What is social media listening?
Social listening is all about knowing where you are in the market full chain and how your direct customers perceive you, all the while staying vigilant and adapting to changes in your industry. No marketing strategy is fully complete with social listening as it removes the guesswork from your messaging, product development and positioning.
In today’s climate, there’s no room for error. There’s no time to act upon every idea and see what connects with your target audience. Social listening is an on-going process, where you lay your ear on the ground and truly listen to what conversations are happening all around you.
When we talk about social media listening, we must draw a line between listening and social media monitoring. The two terms are somewhat used interchangeably, but refer to two different processes altogether. People confuse listening with social monitoring, which is the process of looking at your social interactions in tagged posts, comments, engagement numbers and replies.
Social listening is about looking at broader conversations happening in your industry and amongst your core audience. These don’t pop up by looking at your account. You use either a listening tool like SocialSprout or a well-rounded RSS feed reader like Inoreader to collect qualitative data for your research.
Why should you care?
Social listening shortens the path to your brand’s full potential in terms of public reputation. The analysis and insights social listening provides gives you answers to crucial questions, upon which the survival of any brand depends:
- What stops my campaign from hitting the ground running?
- What value do customers get from my products?
- Where is there room to grow in how I message and market my products?
- Why do people see my brand the way they do?
That’s how you sell products. You step back and see the bigger picture. Knowing where you are helps you achieve whatever you want – a bigger market share, positive brand reception, customer engagement or spike in product sales.
All you need is the right tool and the right keywords to monitor!
How to use it?
Keep track of the competition
It’s common sense to observe your competitors. After all, they’re fighting to earn a greater share in your market. Anything they do or say is a lesson to be learned without having to experience the sting of failure or expend any resources for a risky idea. You can’t learn without paying attention.
Yes, each brand has its own strengths that attract a type of customer, but the Venn diagram of your and their customers is large enough to warrant your attention. Over time you will learn what will likely work for you or your audience at that moment in time.

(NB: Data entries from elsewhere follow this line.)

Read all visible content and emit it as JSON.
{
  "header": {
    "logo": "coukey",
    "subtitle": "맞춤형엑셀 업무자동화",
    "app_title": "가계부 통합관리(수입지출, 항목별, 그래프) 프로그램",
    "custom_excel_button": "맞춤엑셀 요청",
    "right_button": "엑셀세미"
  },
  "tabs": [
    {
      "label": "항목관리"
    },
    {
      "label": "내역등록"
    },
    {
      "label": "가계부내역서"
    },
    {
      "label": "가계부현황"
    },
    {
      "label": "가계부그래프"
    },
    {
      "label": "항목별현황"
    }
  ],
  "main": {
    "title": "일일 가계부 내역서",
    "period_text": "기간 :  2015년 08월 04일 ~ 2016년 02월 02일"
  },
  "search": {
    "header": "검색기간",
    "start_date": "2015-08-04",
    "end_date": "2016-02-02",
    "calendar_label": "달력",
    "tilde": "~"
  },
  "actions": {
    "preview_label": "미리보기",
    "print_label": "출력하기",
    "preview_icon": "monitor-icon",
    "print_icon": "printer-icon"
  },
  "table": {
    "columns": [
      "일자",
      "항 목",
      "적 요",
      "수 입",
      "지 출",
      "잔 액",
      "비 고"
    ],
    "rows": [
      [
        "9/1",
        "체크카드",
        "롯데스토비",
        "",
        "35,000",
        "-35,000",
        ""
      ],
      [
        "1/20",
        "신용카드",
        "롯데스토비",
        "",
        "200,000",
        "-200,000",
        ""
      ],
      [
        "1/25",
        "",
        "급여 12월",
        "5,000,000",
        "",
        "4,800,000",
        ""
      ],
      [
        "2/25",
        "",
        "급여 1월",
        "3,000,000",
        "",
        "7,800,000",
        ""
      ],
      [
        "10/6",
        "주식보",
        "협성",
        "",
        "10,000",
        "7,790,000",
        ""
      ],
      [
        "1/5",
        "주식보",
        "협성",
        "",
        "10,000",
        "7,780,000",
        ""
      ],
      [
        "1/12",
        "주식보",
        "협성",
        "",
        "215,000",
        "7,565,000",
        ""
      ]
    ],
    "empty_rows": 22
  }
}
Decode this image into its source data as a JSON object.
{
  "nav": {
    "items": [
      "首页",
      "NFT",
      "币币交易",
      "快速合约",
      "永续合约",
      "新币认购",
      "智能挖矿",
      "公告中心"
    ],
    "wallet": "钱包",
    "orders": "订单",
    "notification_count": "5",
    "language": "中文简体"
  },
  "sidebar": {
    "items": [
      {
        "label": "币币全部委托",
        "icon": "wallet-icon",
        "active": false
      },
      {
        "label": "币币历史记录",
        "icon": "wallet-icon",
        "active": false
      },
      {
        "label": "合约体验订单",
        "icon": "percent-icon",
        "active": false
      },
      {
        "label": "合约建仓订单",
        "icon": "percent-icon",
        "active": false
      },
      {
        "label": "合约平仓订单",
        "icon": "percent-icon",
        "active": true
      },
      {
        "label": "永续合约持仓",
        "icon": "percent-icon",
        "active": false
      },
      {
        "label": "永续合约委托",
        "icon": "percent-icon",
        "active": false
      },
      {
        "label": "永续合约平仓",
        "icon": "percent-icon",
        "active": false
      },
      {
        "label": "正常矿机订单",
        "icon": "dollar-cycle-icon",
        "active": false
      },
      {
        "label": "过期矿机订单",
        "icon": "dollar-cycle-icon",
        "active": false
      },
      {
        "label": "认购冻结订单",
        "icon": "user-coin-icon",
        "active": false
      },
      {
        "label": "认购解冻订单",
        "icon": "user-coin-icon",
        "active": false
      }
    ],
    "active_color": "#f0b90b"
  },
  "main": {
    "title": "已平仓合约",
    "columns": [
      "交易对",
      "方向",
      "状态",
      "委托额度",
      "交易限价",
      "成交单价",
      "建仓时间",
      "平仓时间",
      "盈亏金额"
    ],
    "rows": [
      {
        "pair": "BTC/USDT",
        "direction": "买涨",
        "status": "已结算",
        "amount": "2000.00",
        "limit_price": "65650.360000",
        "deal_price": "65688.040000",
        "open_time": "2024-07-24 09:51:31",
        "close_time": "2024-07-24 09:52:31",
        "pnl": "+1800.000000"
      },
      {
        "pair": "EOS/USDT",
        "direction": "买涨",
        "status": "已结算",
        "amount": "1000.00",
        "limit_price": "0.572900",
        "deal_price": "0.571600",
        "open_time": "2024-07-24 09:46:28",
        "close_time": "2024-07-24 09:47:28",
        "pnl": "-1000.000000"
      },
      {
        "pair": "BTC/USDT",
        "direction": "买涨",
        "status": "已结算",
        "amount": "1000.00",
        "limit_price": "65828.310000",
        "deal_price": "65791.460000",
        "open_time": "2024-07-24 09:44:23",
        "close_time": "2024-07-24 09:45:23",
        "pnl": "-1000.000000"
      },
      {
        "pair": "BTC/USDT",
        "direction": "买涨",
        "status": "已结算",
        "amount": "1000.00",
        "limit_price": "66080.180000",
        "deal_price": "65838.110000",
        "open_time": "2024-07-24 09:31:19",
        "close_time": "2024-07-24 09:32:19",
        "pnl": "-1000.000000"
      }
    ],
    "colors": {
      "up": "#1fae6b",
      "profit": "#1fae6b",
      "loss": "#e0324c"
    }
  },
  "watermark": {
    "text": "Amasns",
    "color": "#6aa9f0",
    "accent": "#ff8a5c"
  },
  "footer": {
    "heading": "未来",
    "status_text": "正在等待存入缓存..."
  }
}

Better customer service
Customer service makes or breaks trust in your company and your products. It’s as important as whatever it is you’re trying to sell. Feedback will come to you on your social media accounts and your email, but there are a lot of negative reviews, complaints and conversations where you’re not tagged. Missing out on those unfiltered opinions hurts your overall prestige as a brand and removes your ability to satisfy customers.
Social listening pays attention to disgruntled customers. Once you find them, it’s important to then reach out and remedy the situation as best as you can. Strong customer service is its own feature as it promotes your company as a trustworthy brand. Happy customers are loyal customers and loyal customers make repeat purchases. Remember it’s much easier for the customer to stay with a company they know will handle any problem than search for a new company that’s better on all accounts.
Loyal customers don’t hesitate in making recommendations to their family, friends and coworkers. At the very least, you don’t want to be mentioned as a brand to avoid. Word of mouth works in both directions, so you want to be remembered well. When positive, it provides organic growth at no further expense. There’s little way to make a purchase, because the testimonial does most of the heavy lifting.
Identify areas for improvement
The feedback you glean is also a valuable resource when you want to improve your product or service and should be integral in the R&D process. You already have practical information on what can be a lot better and what you should best leave alone altogether.
Campaign analysis ranks as one of the most useful applications of social listening. Listening to the general response to a campaign as well as monitoring the metrics (DMs, shares, comments, visits to your site) creates a benchmark for the future. Sales leads and conversions are only a base gauge for success. Sheer numerical metrics are useful to an extent, but tell only a part of the story.
Manage your online presence
Perhaps the biggest benefit of social media listening is the synergy it creates between your content output, social media management and overall market strategy. Even though closely related, these branches can shoot off into different directions that minimize their effectiveness overall. It’s like the body does not know what each hand is doing. Nothing really gets accomplished in the long run.
The overall cumulative effect goes beyond generating sales leads and locating new opportunities. It leads to cohesive strategies and a much stronger brand reputation. At the end of the day, it all comes down to reputation. Brands can survive a lot longer on fewer resources at their disposal with the right reputation.
You’ve created a loyal customer base thanks to stronger customer support, better targeting, deeper understanding of your customers and more precise messaging. These customers stay by you and help your company grow at a healthy rate. A common tip given to newlyweds on how to make their marriage last is to listen to each other. The very same applies to your relationship with your customers. Listen.
In time you’ll reap the benefits time and time again.